How should I respond to an online attack?

How should I respond to an online attack?

More than ever, online attacks have become a priority tool of members of the extreme right, who use social media to try and punish political opponents—particularly women, people of color and members of the LGBTQ and gender non-conforming communities. The attacks are often brutal, relentless and overwhelming.

The first thing to understand about this kind of attack is that it’s a technique of fascist movements that right-wing extremists have adopted. It’s not personal and it’s not intellectually honest.

Second, if your work makes you a target of right wing attack, you may consider taking some precautionary steps before any attack happens. The steps you take are optional and depend on trade offs that make sense in your life. They may include: create separate online identities for your work and personal life – be vigilant and avoid any cross referencing. Check you organizing web pages and bios – and remove any unnecessary personal information and contact information (e.g. avoid publishing your cell phone number). If you have meetings at your house, send the address to people who are attending rather than publishing it publicly. Run web searches on your name and see what comes up. If you see something you don’t like, try to have it removed.

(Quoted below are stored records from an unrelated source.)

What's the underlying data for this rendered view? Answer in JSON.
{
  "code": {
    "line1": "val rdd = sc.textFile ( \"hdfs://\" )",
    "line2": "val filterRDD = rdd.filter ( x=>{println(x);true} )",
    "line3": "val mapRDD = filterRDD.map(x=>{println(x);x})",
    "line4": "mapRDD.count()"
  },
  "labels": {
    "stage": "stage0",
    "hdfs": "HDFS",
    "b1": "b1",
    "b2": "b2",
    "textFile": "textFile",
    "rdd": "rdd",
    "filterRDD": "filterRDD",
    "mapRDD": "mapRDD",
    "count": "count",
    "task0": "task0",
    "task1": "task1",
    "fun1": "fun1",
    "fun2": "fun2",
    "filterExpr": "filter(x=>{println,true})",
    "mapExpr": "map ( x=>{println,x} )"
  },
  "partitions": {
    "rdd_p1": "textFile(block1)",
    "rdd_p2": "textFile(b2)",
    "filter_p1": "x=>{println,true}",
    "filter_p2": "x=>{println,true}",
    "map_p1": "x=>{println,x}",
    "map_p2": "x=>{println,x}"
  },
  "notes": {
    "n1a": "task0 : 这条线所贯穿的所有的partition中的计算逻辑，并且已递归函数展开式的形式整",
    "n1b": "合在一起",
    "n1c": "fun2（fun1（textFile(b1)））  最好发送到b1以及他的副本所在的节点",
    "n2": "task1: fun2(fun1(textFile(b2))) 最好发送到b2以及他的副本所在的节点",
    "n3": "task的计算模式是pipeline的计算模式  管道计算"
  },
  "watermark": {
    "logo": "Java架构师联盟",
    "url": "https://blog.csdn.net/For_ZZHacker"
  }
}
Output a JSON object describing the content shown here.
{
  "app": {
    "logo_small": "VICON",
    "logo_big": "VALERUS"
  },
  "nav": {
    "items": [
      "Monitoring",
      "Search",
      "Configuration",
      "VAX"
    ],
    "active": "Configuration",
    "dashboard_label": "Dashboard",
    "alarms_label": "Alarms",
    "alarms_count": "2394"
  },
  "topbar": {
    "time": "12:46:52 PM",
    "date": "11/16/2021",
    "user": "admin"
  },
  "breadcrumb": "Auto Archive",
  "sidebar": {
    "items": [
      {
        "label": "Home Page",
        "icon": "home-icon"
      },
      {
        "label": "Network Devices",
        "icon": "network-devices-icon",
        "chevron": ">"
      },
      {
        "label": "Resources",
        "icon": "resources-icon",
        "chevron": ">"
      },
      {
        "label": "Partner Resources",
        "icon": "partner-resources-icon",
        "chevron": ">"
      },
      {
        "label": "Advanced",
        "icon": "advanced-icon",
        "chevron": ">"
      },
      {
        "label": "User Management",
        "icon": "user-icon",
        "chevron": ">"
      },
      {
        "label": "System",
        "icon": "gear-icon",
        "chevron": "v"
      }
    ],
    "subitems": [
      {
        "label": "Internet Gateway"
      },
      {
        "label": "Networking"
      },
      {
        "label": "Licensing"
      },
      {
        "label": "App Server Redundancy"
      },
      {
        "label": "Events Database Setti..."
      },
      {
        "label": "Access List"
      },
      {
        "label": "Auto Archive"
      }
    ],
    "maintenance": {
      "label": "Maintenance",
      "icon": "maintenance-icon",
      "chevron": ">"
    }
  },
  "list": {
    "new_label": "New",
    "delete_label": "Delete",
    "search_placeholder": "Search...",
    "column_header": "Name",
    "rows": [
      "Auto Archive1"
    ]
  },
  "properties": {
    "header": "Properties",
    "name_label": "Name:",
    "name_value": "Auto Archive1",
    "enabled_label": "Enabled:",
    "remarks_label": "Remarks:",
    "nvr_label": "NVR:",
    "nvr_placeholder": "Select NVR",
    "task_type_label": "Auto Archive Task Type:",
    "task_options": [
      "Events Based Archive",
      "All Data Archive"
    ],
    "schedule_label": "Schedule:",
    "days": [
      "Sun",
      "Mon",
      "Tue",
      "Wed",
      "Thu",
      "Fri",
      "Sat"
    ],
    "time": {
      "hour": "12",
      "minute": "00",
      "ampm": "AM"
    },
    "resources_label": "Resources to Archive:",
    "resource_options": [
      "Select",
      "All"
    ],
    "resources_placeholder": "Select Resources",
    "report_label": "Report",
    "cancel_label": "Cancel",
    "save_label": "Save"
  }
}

When you feel you may be under attack on social media, i.e. you’re seeing a trend among several posters (not just one bothersome individual who can be ignored), do the following:

  1. Immediately inform your organization or the group you are working with. Explain the attack and then ask to collectively draw up a plan of action and share the work to implement it. Your plan must ensure your safety – both your mental health and also your physical safety are at risk, as is the safety of your families and friends (who are also vulnerable to attack as ways of getting at you). This step is critical and must be completed before you continue.
  2. Make sure you agree on one important principle: you are not leaving that social media platform or the Internet. Nobody can chase you away from your rightful place where you do your life’s work.
  3. Immediately let your network and everyone following you on Facebook and Twitter know that you are being attacked online.
  4. Make a statement. One strong answer is enough. Don’t get into name calling and back-and-forth responses. That’s how they derail your work. Also, have your organizational colleagues respond as well. This way the attackers realize they are engaging with more than one person.
    Your responses aren’t meant to convince the attackers of anything. They aren’t thinking. The point of the responses is to convince on-lookers and confused people who might somehow be swayed or have their buttons pushed by right-wing rants. Saving those people is, after all, part of your work.
  5. Continue making posts and doing your work without slowing down. They only win when they stop your work.

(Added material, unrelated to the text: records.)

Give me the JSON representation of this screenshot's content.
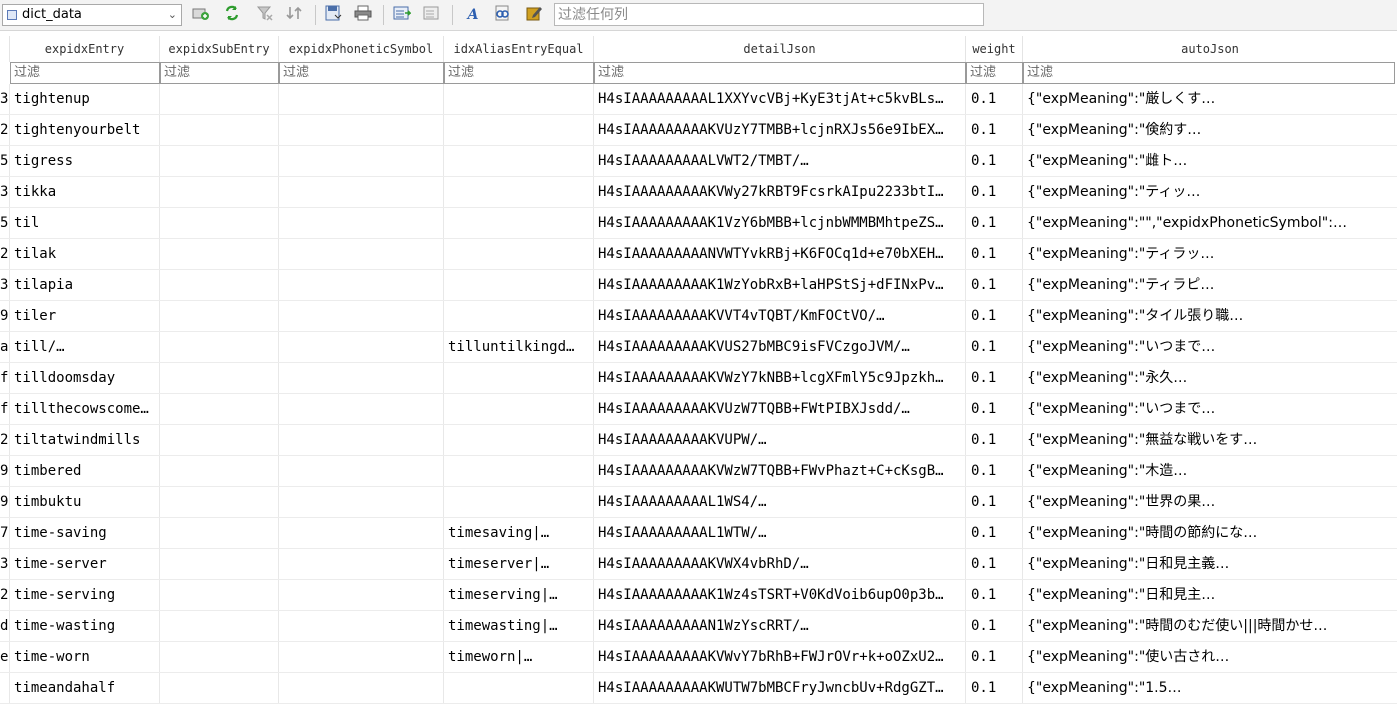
{
  "toolbar": {
    "table_name": "dict_data",
    "filter_placeholder": "过滤任何列",
    "icons": [
      "database-add-icon",
      "refresh-icon",
      "filter-clear-icon",
      "sort-clear-icon",
      "save-icon",
      "print-icon",
      "export-icon",
      "import-icon",
      "font-icon",
      "find-icon",
      "edit-icon"
    ]
  },
  "columns": [
    "expidxEntry",
    "expidxSubEntry",
    "expidxPhoneticSymbol",
    "idxAliasEntryEqual",
    "detailJson",
    "weight",
    "autoJson"
  ],
  "filter_placeholder": "过滤",
  "rows": [
    {
      "idx": "3",
      "entry": "tightenup",
      "sub": "",
      "phon": "",
      "alias": "",
      "detail": "H4sIAAAAAAAAAL1XXYvcVBj+KyE3tjAt+c5kvBLs…",
      "weight": "0.1",
      "auto": "{\"expMeaning\":\"厳しくす…"
    },
    {
      "idx": "2",
      "entry": "tightenyourbelt",
      "sub": "",
      "phon": "",
      "alias": "",
      "detail": "H4sIAAAAAAAAAKVUzY7TMBB+lcjnRXJs56e9IbEX…",
      "weight": "0.1",
      "auto": "{\"expMeaning\":\"倹約す…"
    },
    {
      "idx": "5",
      "entry": "tigress",
      "sub": "",
      "phon": "",
      "alias": "",
      "detail": "H4sIAAAAAAAAALVWT2/TMBT/…",
      "weight": "0.1",
      "auto": "{\"expMeaning\":\"雌ト…"
    },
    {
      "idx": "3",
      "entry": "tikka",
      "sub": "",
      "phon": "",
      "alias": "",
      "detail": "H4sIAAAAAAAAAKVWy27kRBT9FcsrkAIpu2233btI…",
      "weight": "0.1",
      "auto": "{\"expMeaning\":\"ティッ…"
    },
    {
      "idx": "5",
      "entry": "til",
      "sub": "",
      "phon": "",
      "alias": "",
      "detail": "H4sIAAAAAAAAAK1VzY6bMBB+lcjnbWMMBMhtpeZS…",
      "weight": "0.1",
      "auto": "{\"expMeaning\":\"\",\"expidxPhoneticSymbol\":…"
    },
    {
      "idx": "2",
      "entry": "tilak",
      "sub": "",
      "phon": "",
      "alias": "",
      "detail": "H4sIAAAAAAAAANVWTYvkRBj+K6FOCq1d+e70bXEH…",
      "weight": "0.1",
      "auto": "{\"expMeaning\":\"ティラッ…"
    },
    {
      "idx": "3",
      "entry": "tilapia",
      "sub": "",
      "phon": "",
      "alias": "",
      "detail": "H4sIAAAAAAAAAK1WzYobRxB+laHPStSj+dFINxPv…",
      "weight": "0.1",
      "auto": "{\"expMeaning\":\"ティラピ…"
    },
    {
      "idx": "9",
      "entry": "tiler",
      "sub": "",
      "phon": "",
      "alias": "",
      "detail": "H4sIAAAAAAAAAKVVT4vTQBT/KmFOCtVO/…",
      "weight": "0.1",
      "auto": "{\"expMeaning\":\"タイル張り職…"
    },
    {
      "idx": "a",
      "entry": "till/…",
      "sub": "",
      "phon": "",
      "alias": "tilluntilkingd…",
      "detail": "H4sIAAAAAAAAAKVUS27bMBC9isFVCzgoJVM/…",
      "weight": "0.1",
      "auto": "{\"expMeaning\":\"いつまで…"
    },
    {
      "idx": "f",
      "entry": "tilldoomsday",
      "sub": "",
      "phon": "",
      "alias": "",
      "detail": "H4sIAAAAAAAAAKVWzY7kNBB+lcgXFmlY5c9Jpzkh…",
      "weight": "0.1",
      "auto": "{\"expMeaning\":\"永久…"
    },
    {
      "idx": "f",
      "entry": "tillthecowscome…",
      "sub": "",
      "phon": "",
      "alias": "",
      "detail": "H4sIAAAAAAAAAKVUzW7TQBB+FWtPIBXJsdd/…",
      "weight": "0.1",
      "auto": "{\"expMeaning\":\"いつまで…"
    },
    {
      "idx": "2",
      "entry": "tiltatwindmills",
      "sub": "",
      "phon": "",
      "alias": "",
      "detail": "H4sIAAAAAAAAAKVUPW/…",
      "weight": "0.1",
      "auto": "{\"expMeaning\":\"無益な戦いをす…"
    },
    {
      "idx": "9",
      "entry": "timbered",
      "sub": "",
      "phon": "",
      "alias": "",
      "detail": "H4sIAAAAAAAAAKVWzW7TQBB+FWvPhazt+C+cKsgB…",
      "weight": "0.1",
      "auto": "{\"expMeaning\":\"木造…"
    },
    {
      "idx": "9",
      "entry": "timbuktu",
      "sub": "",
      "phon": "",
      "alias": "",
      "detail": "H4sIAAAAAAAAAL1WS4/…",
      "weight": "0.1",
      "auto": "{\"expMeaning\":\"世界の果…"
    },
    {
      "idx": "7",
      "entry": "time-saving",
      "sub": "",
      "phon": "",
      "alias": "timesaving|…",
      "detail": "H4sIAAAAAAAAAL1WTW/…",
      "weight": "0.1",
      "auto": "{\"expMeaning\":\"時間の節約にな…"
    },
    {
      "idx": "3",
      "entry": "time-server",
      "sub": "",
      "phon": "",
      "alias": "timeserver|…",
      "detail": "H4sIAAAAAAAAAKVWX4vbRhD/…",
      "weight": "0.1",
      "auto": "{\"expMeaning\":\"日和見主義…"
    },
    {
      "idx": "2",
      "entry": "time-serving",
      "sub": "",
      "phon": "",
      "alias": "timeserving|…",
      "detail": "H4sIAAAAAAAAAK1Wz4sTSRT+V0KdVoib6upO0p3b…",
      "weight": "0.1",
      "auto": "{\"expMeaning\":\"日和見主…"
    },
    {
      "idx": "d",
      "entry": "time-wasting",
      "sub": "",
      "phon": "",
      "alias": "timewasting|…",
      "detail": "H4sIAAAAAAAAAN1WzYscRRT/…",
      "weight": "0.1",
      "auto": "{\"expMeaning\":\"時間のむだ使い|||時間かせ…"
    },
    {
      "idx": "e",
      "entry": "time-worn",
      "sub": "",
      "phon": "",
      "alias": "timeworn|…",
      "detail": "H4sIAAAAAAAAAKVWvY7bRhB+FWJrOVr+k+oOZxU2…",
      "weight": "0.1",
      "auto": "{\"expMeaning\":\"使い古され…"
    },
    {
      "idx": "",
      "entry": "timeandahalf",
      "sub": "",
      "phon": "",
      "alias": "",
      "detail": "H4sIAAAAAAAAAKWUTW7bMBCFryJwncbUv+RdgGZT…",
      "weight": "0.1",
      "auto": "{\"expMeaning\":\"1.5…"
    }
  ]
}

While hiding may seem easier and more reasonable, it gives the harassers a harmful victory. It weakens our movement by taking away one of our activists. Responding sharply might momentarily increase the attacks, but it will also build movement and support in the long run.